NEW YORK — Shake Shack has seen a significant increase in beef prices as meatpacking facilities across the country close due to the coronavirus (COVID-19).

“We've had zero supply challenges in getting our beef,” said Tara Comonte, president and chief financial officer at Shake Shack, during a May 4 conference call with analysts. “However, costs have really jumped over these last few weeks. I think you're starting to see some challenges in that market.”

With no drive-thru service at any of its domestic locations, store closings related to the COVID-19 pandemic weighed heavily on the chain’s first-quarter earnings. Same-shack sales were down 13% for the quarter, driven by a 15% reduction in guest traffic.
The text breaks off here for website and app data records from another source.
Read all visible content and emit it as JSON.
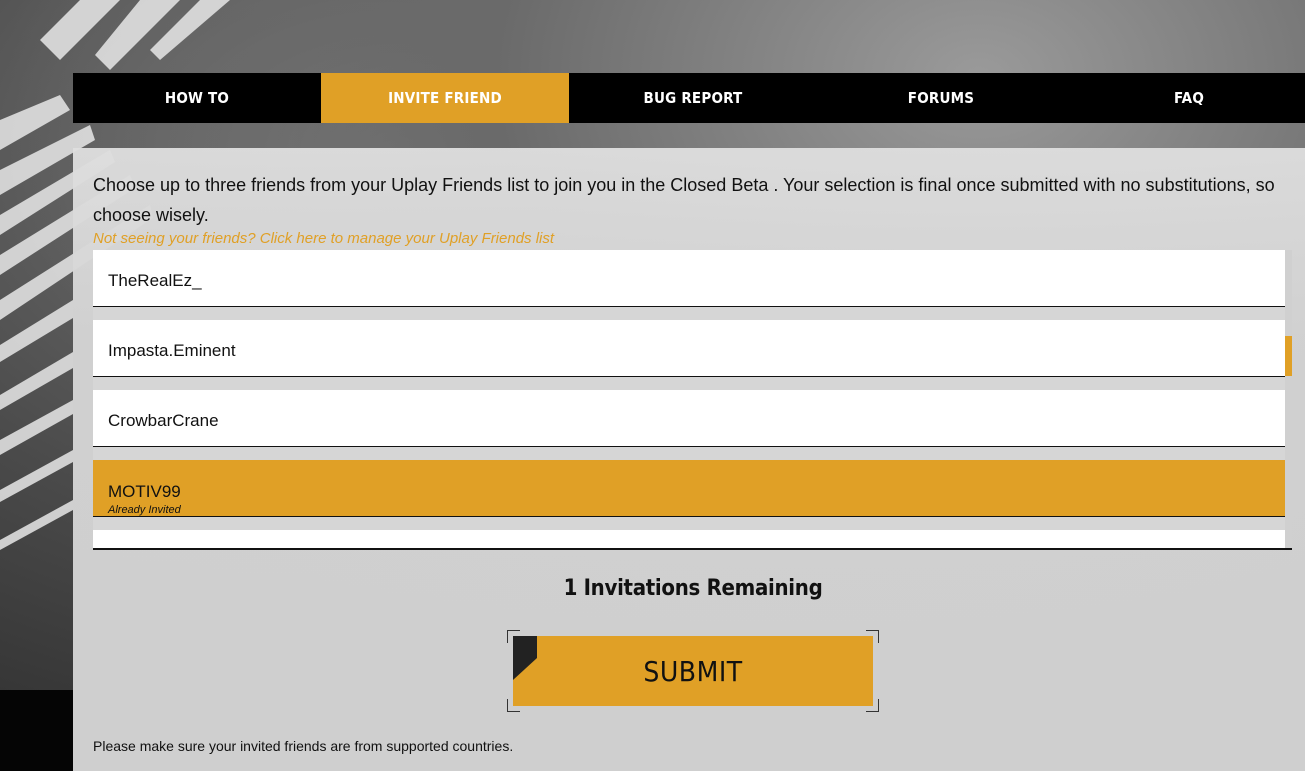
{
  "nav": {
    "items": [
      {
        "label": "HOW TO"
      },
      {
        "label": "INVITE FRIEND"
      },
      {
        "label": "BUG REPORT"
      },
      {
        "label": "FORUMS"
      },
      {
        "label": "FAQ"
      }
    ],
    "active_index": 1
  },
  "invite": {
    "intro": "Choose up to three friends from your Uplay Friends list to join you in the Closed Beta . Your selection is final once submitted with no substitutions, so choose wisely.",
    "manage_link": "Not seeing your friends? Click here to manage your Uplay Friends list",
    "friends": [
      {
        "name": "TheRealEz_",
        "status": ""
      },
      {
        "name": "Impasta.Eminent",
        "status": ""
      },
      {
        "name": "CrowbarCrane",
        "status": ""
      },
      {
        "name": "MOTIV99",
        "status": "Already Invited"
      },
      {
        "name": "",
        "status": ""
      }
    ],
    "remaining_text": "1 Invitations Remaining",
    "submit_label": "SUBMIT",
    "footnote": "Please make sure your invited friends are from supported countries."
  },
  "colors": {
    "accent": "#e0a026",
    "nav_bg": "#000000",
    "panel_bg": "#d4d4d4"
  }
}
Net loss at Shake Shack in the first quarter ended March 25 was $1.1 million, which compared with a net income of $3.6 million, or 9¢ per share on the common stock, in the same period a year ago. Operating loss was $0.8 million, which included a non-cash asset impairment charge of $1.1 million, compared with an operating income of $5.2 million for the prior-year period.
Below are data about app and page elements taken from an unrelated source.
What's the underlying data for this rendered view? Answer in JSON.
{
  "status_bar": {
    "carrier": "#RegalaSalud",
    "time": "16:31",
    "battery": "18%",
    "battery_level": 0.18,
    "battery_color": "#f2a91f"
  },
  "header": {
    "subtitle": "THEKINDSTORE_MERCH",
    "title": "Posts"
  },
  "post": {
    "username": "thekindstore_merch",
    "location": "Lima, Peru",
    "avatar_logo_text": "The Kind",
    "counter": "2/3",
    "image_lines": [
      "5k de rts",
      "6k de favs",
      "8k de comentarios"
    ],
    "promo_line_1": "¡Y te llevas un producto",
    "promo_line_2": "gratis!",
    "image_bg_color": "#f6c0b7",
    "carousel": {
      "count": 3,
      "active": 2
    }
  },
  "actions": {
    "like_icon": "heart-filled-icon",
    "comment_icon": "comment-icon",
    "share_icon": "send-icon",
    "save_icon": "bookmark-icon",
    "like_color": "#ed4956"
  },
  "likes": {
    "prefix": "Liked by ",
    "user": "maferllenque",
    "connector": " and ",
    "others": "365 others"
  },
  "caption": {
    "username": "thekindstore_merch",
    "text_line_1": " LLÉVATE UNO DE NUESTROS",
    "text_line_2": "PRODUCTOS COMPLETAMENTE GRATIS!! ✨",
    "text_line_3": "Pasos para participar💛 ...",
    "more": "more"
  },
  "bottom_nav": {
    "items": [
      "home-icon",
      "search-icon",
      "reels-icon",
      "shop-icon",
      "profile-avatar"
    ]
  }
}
Shack sales were $138 million, up 7% from $129 million in the same period a year ago. Systemwide sales increased 14% to $222 million from $195 million. Revenue increased 8% to $143 million from $133 million.

Sales took the biggest hit in late March, with same-store sales plunging 73% the week ended March 18 and 72% the week ended March 25.

The company streamlined operations to minimize the impact of the outbreak, including removing noncore items and pausing LTOs.

“In terms of menu innovation, our focus has been one of simplification as we manage through this challenging operational period,” said Randy Garutti, chief executive officer at Shake Shack.

Trends at domestic stores have improved over the past few weeks, with sales down 45% the week ended April 29. The company withdrew its guidance for fiscal 2020 due to uncertainty related to the pandemic.

“It’s difficult to predict when and how quickly we will fully rebound once stay-at-home regulations are lifted,” Mr. Garutti said. “You've obviously seen regions like Texas, Georgia and some others begin to open, and some restaurants being aggressive, some being more cautious. We are going to take the more cautious route.”

Dining rooms that reopen will operate with significantly limited seating capacity, he said. Social distancing requirements will result in cashiers and kiosks also operating at reduced capacity while the company focuses on shifting guests to mobile and contactless preordering.

“It's going to take time,” Mr. Garutti said. “We have to work with throttles right now.

“There is no good reason to just start to try to do all of the sales that these shacks once did. That is not the safe thing, and it's what we need to be careful about.”